If you knew the dead but not his or her family, write the message to the nearest relative, who is frequently the widow, widower, or eldest child. If you choose, you can also include "and family": "Mrs. John Smith and Family." If you didn't know the dead but knew one of his or her family, write to them. Use the first name and last initial of the deceased.
Sympathy cards are usually sent to families that have recently lost their loved one, so if you send one to a family that has survived someone close, they might think that you are trying to insult them by implying that they aren't suffering enough already. In this case, you should write on the card that you are sending your condolences and that you hope that they will find some comfort in knowing that others feel their loss.
If you are unsure how to address a card, it's best to email or phone the family before dropping off your gift. They can tell you what format should be used on the card (i.e., first name-last name, Mr. and Mrs. etc.) and whether or not they want "and family" included on the card.
The same principle applies for groups of people other than families.
If you don't know the family but know the deceased, send a condolence card to the deceased's closest relative, who is usually the widow/widower or the eldest child. If there are no close relatives, then send a card to any other friend or neighbor that was close to the deceased.
Cards are an effective way of showing support after someone dies. They allow people to express their feelings at a time when they may not have the chance to speak with the person they're thinking of. Cards can be sent to anyone from friends and family members to office mates and co-workers.
Sympathy cards contain your thoughts about the deceased along with your address so that others can write their own words of comfort and support.
Anyone who has been through a loss will tell you that receiving sympathy cards helps them feel less alone during this difficult time. Whether the card comes from a close friend or a total stranger, it means so much to those who receive it. Keep sending out cards because memories are made from years ago were still good enough to write down what happened when.
The first option is to address the letter with the family name, while the second is to expressly write the names of some or all family members on it. The simplest approach to do it is to make the family name the first line of the address.
A condolence card's envelope should always be addressed officially, utilizing the deceased's family's titles rather than merely first names. If the card is being sent to the deceased's whole family, the widow or widower should be stated officially on the first address line, followed by the children's first names on the following line.
If the condolence card is for a family member, it is ideal to write the last name and family name on the top address line of the envelope. It would look like this: the Smiths. This manner, no one person is singled out, and your sympathies are extended to the whole family. If you do not know the surname of the deceased, you can place a note inside the card saying "Sympathy from friends." This statement will be understood by anyone who receives the card.
If the card is for a friend or relative, they should be addressed with their first name and any title they may have had, such as Mr. , Mrs. This is also true if the card writer did not know the names of those who died.
In either case, include your contact information (address and phone number), be sure to sign the card, and send it through the mail.

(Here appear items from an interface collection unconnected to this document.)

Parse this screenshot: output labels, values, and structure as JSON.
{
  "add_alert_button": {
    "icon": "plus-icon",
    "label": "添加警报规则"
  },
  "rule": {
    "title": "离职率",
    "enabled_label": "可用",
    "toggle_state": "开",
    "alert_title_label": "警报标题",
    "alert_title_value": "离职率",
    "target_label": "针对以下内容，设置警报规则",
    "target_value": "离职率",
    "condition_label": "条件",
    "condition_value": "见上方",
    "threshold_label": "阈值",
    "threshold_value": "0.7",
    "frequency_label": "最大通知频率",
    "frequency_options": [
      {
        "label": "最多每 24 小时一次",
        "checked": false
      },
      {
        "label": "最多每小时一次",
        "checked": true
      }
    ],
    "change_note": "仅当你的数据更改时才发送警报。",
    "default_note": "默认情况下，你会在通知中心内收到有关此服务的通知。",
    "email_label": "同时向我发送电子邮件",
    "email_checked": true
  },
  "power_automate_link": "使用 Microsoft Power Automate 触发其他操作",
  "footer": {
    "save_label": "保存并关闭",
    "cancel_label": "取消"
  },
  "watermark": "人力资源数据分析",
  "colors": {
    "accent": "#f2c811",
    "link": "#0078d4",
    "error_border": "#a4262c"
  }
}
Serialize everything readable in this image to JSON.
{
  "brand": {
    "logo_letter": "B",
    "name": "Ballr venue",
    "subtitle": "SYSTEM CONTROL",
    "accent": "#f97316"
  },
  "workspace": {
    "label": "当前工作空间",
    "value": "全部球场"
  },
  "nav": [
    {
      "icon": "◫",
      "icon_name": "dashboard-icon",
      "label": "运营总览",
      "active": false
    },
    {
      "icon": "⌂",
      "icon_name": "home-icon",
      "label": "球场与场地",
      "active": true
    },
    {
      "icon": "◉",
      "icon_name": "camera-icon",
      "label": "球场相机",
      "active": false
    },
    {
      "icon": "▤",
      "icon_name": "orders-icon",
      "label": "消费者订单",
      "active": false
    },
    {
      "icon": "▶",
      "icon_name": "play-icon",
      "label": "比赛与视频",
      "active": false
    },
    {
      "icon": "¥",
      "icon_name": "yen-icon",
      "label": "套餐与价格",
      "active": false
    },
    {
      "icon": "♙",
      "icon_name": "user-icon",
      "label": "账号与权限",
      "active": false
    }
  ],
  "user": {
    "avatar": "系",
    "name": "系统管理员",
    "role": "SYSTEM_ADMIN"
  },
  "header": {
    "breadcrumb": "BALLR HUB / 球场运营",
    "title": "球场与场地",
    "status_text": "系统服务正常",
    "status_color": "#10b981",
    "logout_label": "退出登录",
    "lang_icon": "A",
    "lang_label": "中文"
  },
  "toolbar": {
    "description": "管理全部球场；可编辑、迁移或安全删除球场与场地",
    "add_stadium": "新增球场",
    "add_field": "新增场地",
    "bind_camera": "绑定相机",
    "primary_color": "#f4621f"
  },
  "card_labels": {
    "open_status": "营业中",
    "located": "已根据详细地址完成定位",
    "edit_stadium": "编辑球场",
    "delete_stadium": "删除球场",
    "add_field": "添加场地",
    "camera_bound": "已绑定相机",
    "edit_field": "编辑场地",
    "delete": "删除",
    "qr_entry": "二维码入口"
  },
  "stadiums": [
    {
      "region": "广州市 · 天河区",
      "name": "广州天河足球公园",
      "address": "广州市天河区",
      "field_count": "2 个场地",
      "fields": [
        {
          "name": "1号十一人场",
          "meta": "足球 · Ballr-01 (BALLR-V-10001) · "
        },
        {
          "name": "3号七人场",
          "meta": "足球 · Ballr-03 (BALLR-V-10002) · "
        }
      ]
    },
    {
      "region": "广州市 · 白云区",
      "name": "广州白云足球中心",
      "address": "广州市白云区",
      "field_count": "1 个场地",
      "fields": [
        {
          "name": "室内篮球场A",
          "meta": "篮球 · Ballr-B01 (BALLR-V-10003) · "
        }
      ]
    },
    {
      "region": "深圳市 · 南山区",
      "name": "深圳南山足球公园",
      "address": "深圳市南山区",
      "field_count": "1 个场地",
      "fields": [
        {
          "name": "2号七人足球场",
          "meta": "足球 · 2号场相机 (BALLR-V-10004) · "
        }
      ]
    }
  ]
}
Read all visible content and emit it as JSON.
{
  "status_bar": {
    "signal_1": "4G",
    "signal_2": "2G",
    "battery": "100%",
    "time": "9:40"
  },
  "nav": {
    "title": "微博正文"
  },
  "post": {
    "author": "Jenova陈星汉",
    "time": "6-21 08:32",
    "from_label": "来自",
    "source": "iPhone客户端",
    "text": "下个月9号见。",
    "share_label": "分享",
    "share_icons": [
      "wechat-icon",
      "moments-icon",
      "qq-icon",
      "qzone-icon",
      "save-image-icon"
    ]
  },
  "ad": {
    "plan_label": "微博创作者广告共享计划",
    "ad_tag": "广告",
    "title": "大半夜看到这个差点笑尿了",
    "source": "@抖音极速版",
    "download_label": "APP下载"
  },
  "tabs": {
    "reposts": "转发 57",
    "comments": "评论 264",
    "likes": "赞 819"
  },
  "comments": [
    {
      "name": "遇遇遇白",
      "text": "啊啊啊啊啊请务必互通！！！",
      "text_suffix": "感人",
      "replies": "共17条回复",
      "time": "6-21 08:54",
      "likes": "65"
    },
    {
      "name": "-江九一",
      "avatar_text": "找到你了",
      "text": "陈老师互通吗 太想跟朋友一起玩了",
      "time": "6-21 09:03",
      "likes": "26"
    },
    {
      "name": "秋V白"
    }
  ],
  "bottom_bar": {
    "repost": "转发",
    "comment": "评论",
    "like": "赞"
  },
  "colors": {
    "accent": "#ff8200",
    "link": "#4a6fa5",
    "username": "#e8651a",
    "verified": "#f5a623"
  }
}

If you're sending a condolence card to a coworker, you may write, "Ralph Jones and family." Perhaps a coworker has died and you are unfamiliar with the person's family; the suitable address would be "The family of Ralph Jones." If no one is available to accept delivery, then the card should be returned to the local office.
In general, if you don't know any details about the deceased, it's best to leave things unspecified. For example, if you send your card to "A friend" rather than to a specific individual, then they can pass the message on if they so choose.
Writing on a sympathy card for a coworker is easy because there are no right or wrong answers. You can write anything you like as long as it isn't discriminatory against the dead person or anyone else. For example, if the person was gay, then you wouldn't want to use the term "homosexual" when writing on their card because that would be inappropriate. However, if you know something about them that might help others understand why they needed condolences, then by all means share that information too.
As long as you follow these guidelines, you will be sending a good message on a good day. That is always important when sending cards in the aftermath of loss.